Adeus,
-BW

5 comments:

J said...

Seriously, if you even mention Under Armour ever again, we're not friends anymore.

We've got some good cold weather, moisture wicking stuff. You can always cut the mock turtleneck and the sleeves / legs off.

Anonymous said...

Great post, Breanne. As usual, I throughly enjoyed it. And you are so right in your accessment of using English versus trying to use the local languages. Very insightful. I believe, at a minimum, visitors should learn the courtesy words, please, thank you, excuse me, etc.

Quite delightful as well. I play that hello/smiling game with people in elevators sometimes. Smiles are definitely contagious in any language. And you taught me some Finnish in spite of your protestations about the language. Especially the very important phrase, 'hyvaa perse'.

Jogar bem, se divertir, e continuar escrevendo, mea amiga,

#3D

Anonymous said...

Hey Bre! You are such the great writer. I love how you write; making me feel as if I am actually there. That's a skill that many do not have.

While stationed in Germany, I grew to love it while others had a different experience. The difference is as you have said. When you attempt to speak the host country's language, while conversing with natives of that country you come away with a better experience, because they see your respect for them. It's really all about respect.

When you sit on a bus and here people conversing in a language other than yours, you can't help but feel that they may be talking about you. You think it’s rude of them to speak in a language other than English. Well, it’s the same in other countries as well. When we go abroad and make no attempt to assimilate, we are looked at as arrogant and condescending to the natives. Even a small attempt conveys much respect, which the natives are then more than happy to reciprocate. You've learned quickly what most military families have failed to learn while I was stationed in Germany; that we must be respectful if we are to receive respect in return.

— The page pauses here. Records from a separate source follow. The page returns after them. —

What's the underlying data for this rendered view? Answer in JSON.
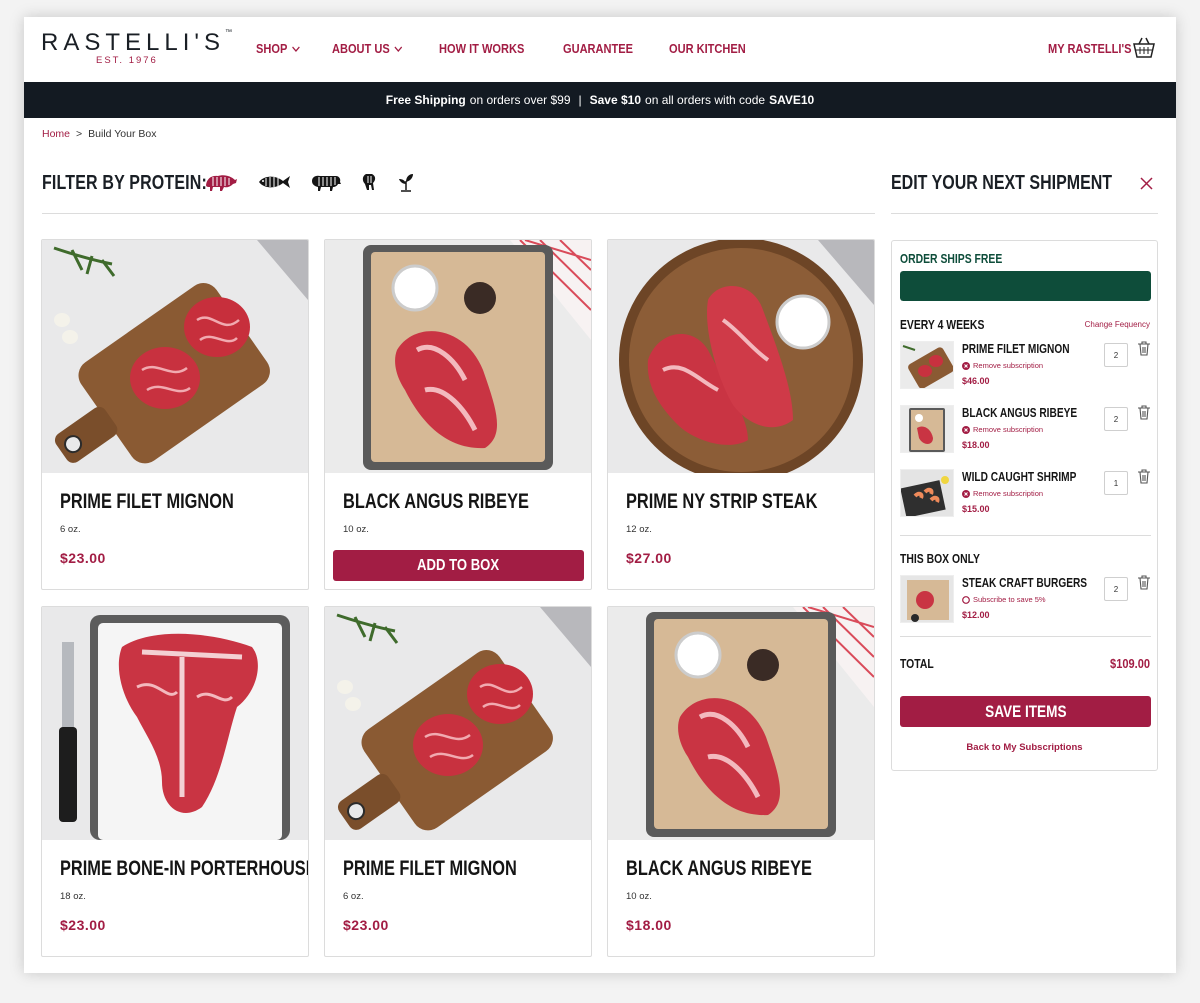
{
  "brand": {
    "name": "RASTELLI'S",
    "tm": "™",
    "est": "EST. 1976"
  },
  "nav": [
    {
      "label": "SHOP",
      "dropdown": true
    },
    {
      "label": "ABOUT US",
      "dropdown": true
    },
    {
      "label": "HOW IT WORKS",
      "dropdown": false
    },
    {
      "label": "GUARANTEE",
      "dropdown": false
    },
    {
      "label": "OUR KITCHEN",
      "dropdown": false
    }
  ],
  "account": {
    "label": "MY RASTELLI'S",
    "cart_icon": "basket-icon"
  },
  "promo": {
    "part1_bold": "Free Shipping",
    "part1": "on orders over $99",
    "sep": "|",
    "part2_bold": "Save $10",
    "part2": "on all orders with code",
    "code": "SAVE10"
  },
  "breadcrumb": {
    "home": "Home",
    "sep": ">",
    "current": "Build Your Box"
  },
  "filter": {
    "title": "FILTER BY PROTEIN:",
    "icons": [
      "beef-icon",
      "fish-icon",
      "pork-icon",
      "poultry-icon",
      "plant-icon"
    ],
    "active": "beef-icon"
  },
  "products": [
    {
      "name": "PRIME FILET MIGNON",
      "size": "6 oz.",
      "price": "$23.00",
      "image": "filet-board"
    },
    {
      "name": "BLACK ANGUS RIBEYE",
      "size": "10 oz.",
      "price": "$18.00",
      "image": "ribeye-tray",
      "button": "ADD TO BOX"
    },
    {
      "name": "PRIME NY STRIP STEAK",
      "size": "12 oz.",
      "price": "$27.00",
      "image": "strip-round"
    },
    {
      "name": "PRIME BONE-IN PORTERHOUSE",
      "size": "18 oz.",
      "price": "$23.00",
      "image": "porterhouse-tray"
    },
    {
      "name": "PRIME FILET MIGNON",
      "size": "6 oz.",
      "price": "$23.00",
      "image": "filet-board"
    },
    {
      "name": "BLACK ANGUS RIBEYE",
      "size": "10 oz.",
      "price": "$18.00",
      "image": "ribeye-tray"
    }
  ],
  "shipment": {
    "title": "EDIT YOUR NEXT SHIPMENT",
    "ships_free": "ORDER SHIPS FREE",
    "progress": 1.0,
    "frequency_label": "EVERY 4 WEEKS",
    "change_frequency": "Change Fequency",
    "subscription_items": [
      {
        "name": "PRIME FILET MIGNON",
        "action": "Remove subscription",
        "price": "$46.00",
        "qty": "2",
        "thumb": "filet-board"
      },
      {
        "name": "BLACK ANGUS RIBEYE",
        "action": "Remove subscription",
        "price": "$18.00",
        "qty": "2",
        "thumb": "ribeye-tray"
      },
      {
        "name": "WILD CAUGHT SHRIMP",
        "action": "Remove subscription",
        "price": "$15.00",
        "qty": "1",
        "thumb": "shrimp"
      }
    ],
    "one_time_label": "THIS BOX ONLY",
    "one_time_items": [
      {
        "name": "STEAK CRAFT BURGERS",
        "action": "Subscribe to save 5%",
        "price": "$12.00",
        "qty": "2",
        "thumb": "burger"
      }
    ],
    "total_label": "TOTAL",
    "total_value": "$109.00",
    "save_label": "SAVE ITEMS",
    "back_label": "Back to My Subscriptions"
  },
  "colors": {
    "brand": "#a21d44",
    "dark": "#131a22",
    "green": "#0e4d3a"
  }
}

I've never played organized ball, but whenever I've played in pick-up games outside on cold fall days in the Pacific Northwest, there have been tricks I have picked up to keep my game consistent. Rely heavily on Defense! Defense is played more often than offense, so use this time to warm up. Get more animated than you would be otherwise. While you guys built that huge lead earlier on in the game, the other team remained warm, while you guys got colder an allowed the environment to dictate your game.

Never give up on defense and never give in to that fools gold of a big lead. Play more aggressively on defense when the elements are rough, this will at least keep your game consistent, because you are remaining warmed up.

The cold may at times dictate your offense, but it should never dictate your defense. Relay that to your teammates when you begin to see the effects of the cold play on their heads.

Have a great week buddy :-)))))

David

Melissa Erickson said...

"Smile with your eyes"...that is sooo Tyra Banks :)

Anonymous said...

Bre,

The Times said today that Portugal is the poorest country in the EU and getting poorer with this current recession. They said many people make less than $500 a month and pay the same prices for non local items as the rest of the EU. Probably why they don't spend much money on gyms.

#3D